▸ PROVIDED DATA
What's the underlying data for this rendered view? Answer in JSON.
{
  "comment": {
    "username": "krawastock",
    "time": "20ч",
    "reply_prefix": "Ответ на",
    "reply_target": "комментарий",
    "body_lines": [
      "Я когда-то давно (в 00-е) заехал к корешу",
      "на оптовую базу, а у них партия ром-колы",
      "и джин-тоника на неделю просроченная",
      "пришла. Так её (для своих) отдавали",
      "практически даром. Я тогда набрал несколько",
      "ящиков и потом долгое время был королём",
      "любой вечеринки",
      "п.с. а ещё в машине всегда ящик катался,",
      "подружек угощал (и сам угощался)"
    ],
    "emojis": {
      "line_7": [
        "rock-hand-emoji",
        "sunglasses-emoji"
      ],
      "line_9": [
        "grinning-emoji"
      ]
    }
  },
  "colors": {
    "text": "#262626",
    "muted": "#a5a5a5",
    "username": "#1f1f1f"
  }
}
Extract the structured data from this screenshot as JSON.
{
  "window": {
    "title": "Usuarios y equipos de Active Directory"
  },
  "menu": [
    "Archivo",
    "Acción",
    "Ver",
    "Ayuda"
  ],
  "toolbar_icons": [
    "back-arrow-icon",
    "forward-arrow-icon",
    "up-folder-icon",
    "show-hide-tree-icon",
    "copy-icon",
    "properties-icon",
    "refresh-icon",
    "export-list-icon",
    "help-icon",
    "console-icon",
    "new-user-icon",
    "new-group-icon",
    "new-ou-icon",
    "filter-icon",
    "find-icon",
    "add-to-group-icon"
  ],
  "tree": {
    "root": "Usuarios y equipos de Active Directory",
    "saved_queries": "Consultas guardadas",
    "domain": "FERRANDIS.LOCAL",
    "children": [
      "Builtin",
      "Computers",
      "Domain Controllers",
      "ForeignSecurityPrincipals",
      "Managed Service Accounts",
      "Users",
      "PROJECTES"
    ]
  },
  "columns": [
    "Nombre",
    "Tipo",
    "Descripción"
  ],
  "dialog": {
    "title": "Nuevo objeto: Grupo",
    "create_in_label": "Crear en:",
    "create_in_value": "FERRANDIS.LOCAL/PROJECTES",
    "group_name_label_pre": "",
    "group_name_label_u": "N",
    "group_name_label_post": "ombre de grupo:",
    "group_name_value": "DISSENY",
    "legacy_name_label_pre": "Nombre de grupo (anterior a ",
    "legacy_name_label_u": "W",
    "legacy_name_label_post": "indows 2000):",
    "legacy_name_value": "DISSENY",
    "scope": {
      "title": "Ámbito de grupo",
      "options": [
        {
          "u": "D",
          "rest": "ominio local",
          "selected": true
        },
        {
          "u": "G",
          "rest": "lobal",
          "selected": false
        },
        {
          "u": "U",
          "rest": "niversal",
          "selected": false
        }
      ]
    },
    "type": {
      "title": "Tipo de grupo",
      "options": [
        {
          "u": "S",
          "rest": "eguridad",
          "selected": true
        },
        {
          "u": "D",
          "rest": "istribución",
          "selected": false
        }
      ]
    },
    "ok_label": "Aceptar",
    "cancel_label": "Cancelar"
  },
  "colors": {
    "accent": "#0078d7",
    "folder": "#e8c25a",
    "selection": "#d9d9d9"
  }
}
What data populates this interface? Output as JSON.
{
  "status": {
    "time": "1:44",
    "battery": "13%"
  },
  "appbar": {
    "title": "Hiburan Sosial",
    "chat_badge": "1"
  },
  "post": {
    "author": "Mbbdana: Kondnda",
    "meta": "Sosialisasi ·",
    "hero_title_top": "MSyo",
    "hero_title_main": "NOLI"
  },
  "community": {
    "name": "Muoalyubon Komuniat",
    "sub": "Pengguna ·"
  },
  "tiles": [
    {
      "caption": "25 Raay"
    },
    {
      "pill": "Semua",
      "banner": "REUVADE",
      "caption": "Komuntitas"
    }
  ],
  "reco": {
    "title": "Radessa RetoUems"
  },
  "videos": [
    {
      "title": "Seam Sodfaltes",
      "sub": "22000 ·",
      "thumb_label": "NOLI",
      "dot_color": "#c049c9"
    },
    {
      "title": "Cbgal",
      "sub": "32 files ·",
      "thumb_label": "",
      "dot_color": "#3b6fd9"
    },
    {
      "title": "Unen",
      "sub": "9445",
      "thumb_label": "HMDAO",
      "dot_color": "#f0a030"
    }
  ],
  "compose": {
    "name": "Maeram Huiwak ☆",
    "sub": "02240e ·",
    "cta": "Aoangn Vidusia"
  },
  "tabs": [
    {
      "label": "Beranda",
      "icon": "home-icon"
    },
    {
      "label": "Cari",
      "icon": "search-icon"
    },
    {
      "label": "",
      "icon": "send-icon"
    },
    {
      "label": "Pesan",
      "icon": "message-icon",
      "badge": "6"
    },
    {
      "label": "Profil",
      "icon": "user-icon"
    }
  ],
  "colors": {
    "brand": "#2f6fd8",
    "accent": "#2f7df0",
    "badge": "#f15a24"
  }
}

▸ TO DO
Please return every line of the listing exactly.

▸ RESULT OF THE EXERCISE
What's the underlying data for this rendered view? Answer in JSON.
{
  "comment": {
    "username": "krawastock",
    "time": "20ч",
    "reply_prefix": "Ответ на",
    "reply_target": "комментарий",
    "body_lines": [
      "Я когда-то давно (в 00-е) заехал к корешу",
      "на оптовую базу, а у них партия ром-колы",
      "и джин-тоника на неделю просроченная",
      "пришла. Так её (для своих) отдавали",
      "практически даром. Я тогда набрал несколько",
      "ящиков и потом долгое время был королём",
      "любой вечеринки",
      "п.с. а ещё в машине всегда ящик катался,",
      "подружек угощал (и сам угощался)"
    ],
    "emojis": {
      "line_7": [
        "rock-hand-emoji",
        "sunglasses-emoji"
      ],
      "line_9": [
        "grinning-emoji"
      ]
    }
  },
  "colors": {
    "text": "#262626",
    "muted": "#a5a5a5",
    "username": "#1f1f1f"
  }
}
Extract the structured data from this screenshot as JSON.
{
  "window": {
    "title": "Usuarios y equipos de Active Directory"
  },
  "menu": [
    "Archivo",
    "Acción",
    "Ver",
    "Ayuda"
  ],
  "toolbar_icons": [
    "back-arrow-icon",
    "forward-arrow-icon",
    "up-folder-icon",
    "show-hide-tree-icon",
    "copy-icon",
    "properties-icon",
    "refresh-icon",
    "export-list-icon",
    "help-icon",
    "console-icon",
    "new-user-icon",
    "new-group-icon",
    "new-ou-icon",
    "filter-icon",
    "find-icon",
    "add-to-group-icon"
  ],
  "tree": {
    "root": "Usuarios y equipos de Active Directory",
    "saved_queries": "Consultas guardadas",
    "domain": "FERRANDIS.LOCAL",
    "children": [
      "Builtin",
      "Computers",
      "Domain Controllers",
      "ForeignSecurityPrincipals",
      "Managed Service Accounts",
      "Users",
      "PROJECTES"
    ]
  },
  "columns": [
    "Nombre",
    "Tipo",
    "Descripción"
  ],
  "dialog": {
    "title": "Nuevo objeto: Grupo",
    "create_in_label": "Crear en:",
    "create_in_value": "FERRANDIS.LOCAL/PROJECTES",
    "group_name_label_pre": "",
    "group_name_label_u": "N",
    "group_name_label_post": "ombre de grupo:",
    "group_name_value": "DISSENY",
    "legacy_name_label_pre": "Nombre de grupo (anterior a ",
    "legacy_name_label_u": "W",
    "legacy_name_label_post": "indows 2000):",
    "legacy_name_value": "DISSENY",
    "scope": {
      "title": "Ámbito de grupo",
      "options": [
        {
          "u": "D",
          "rest": "ominio local",
          "selected": true
        },
        {
          "u": "G",
          "rest": "lobal",
          "selected": false
        },
        {
          "u": "U",
          "rest": "niversal",
          "selected": false
        }
      ]
    },
    "type": {
      "title": "Tipo de grupo",
      "options": [
        {
          "u": "S",
          "rest": "eguridad",
          "selected": true
        },
        {
          "u": "D",
          "rest": "istribución",
          "selected": false
        }
      ]
    },
    "ok_label": "Aceptar",
    "cancel_label": "Cancelar"
  },
  "colors": {
    "accent": "#0078d7",
    "folder": "#e8c25a",
    "selection": "#d9d9d9"
  }
}
What data populates this interface? Output as JSON.
{
  "status": {
    "time": "1:44",
    "battery": "13%"
  },
  "appbar": {
    "title": "Hiburan Sosial",
    "chat_badge": "1"
  },
  "post": {
    "author": "Mbbdana: Kondnda",
    "meta": "Sosialisasi ·",
    "hero_title_top": "MSyo",
    "hero_title_main": "NOLI"
  },
  "community": {
    "name": "Muoalyubon Komuniat",
    "sub": "Pengguna ·"
  },
  "tiles": [
    {
      "caption": "25 Raay"
    },
    {
      "pill": "Semua",
      "banner": "REUVADE",
      "caption": "Komuntitas"
    }
  ],
  "reco": {
    "title": "Radessa RetoUems"
  },
  "videos": [
    {
      "title": "Seam Sodfaltes",
      "sub": "22000 ·",
      "thumb_label": "NOLI",
      "dot_color": "#c049c9"
    },
    {
      "title": "Cbgal",
      "sub": "32 files ·",
      "thumb_label": "",
      "dot_color": "#3b6fd9"
    },
    {
      "title": "Unen",
      "sub": "9445",
      "thumb_label": "HMDAO",
      "dot_color": "#f0a030"
    }
  ],
  "compose": {
    "name": "Maeram Huiwak ☆",
    "sub": "02240e ·",
    "cta": "Aoangn Vidusia"
  },
  "tabs": [
    {
      "label": "Beranda",
      "icon": "home-icon"
    },
    {
      "label": "Cari",
      "icon": "search-icon"
    },
    {
      "label": "",
      "icon": "send-icon"
    },
    {
      "label": "Pesan",
      "icon": "message-icon",
      "badge": "6"
    },
    {
      "label": "Profil",
      "icon": "user-icon"
    }
  ],
  "colors": {
    "brand": "#2f6fd8",
    "accent": "#2f7df0",
    "badge": "#f15a24"
  }
}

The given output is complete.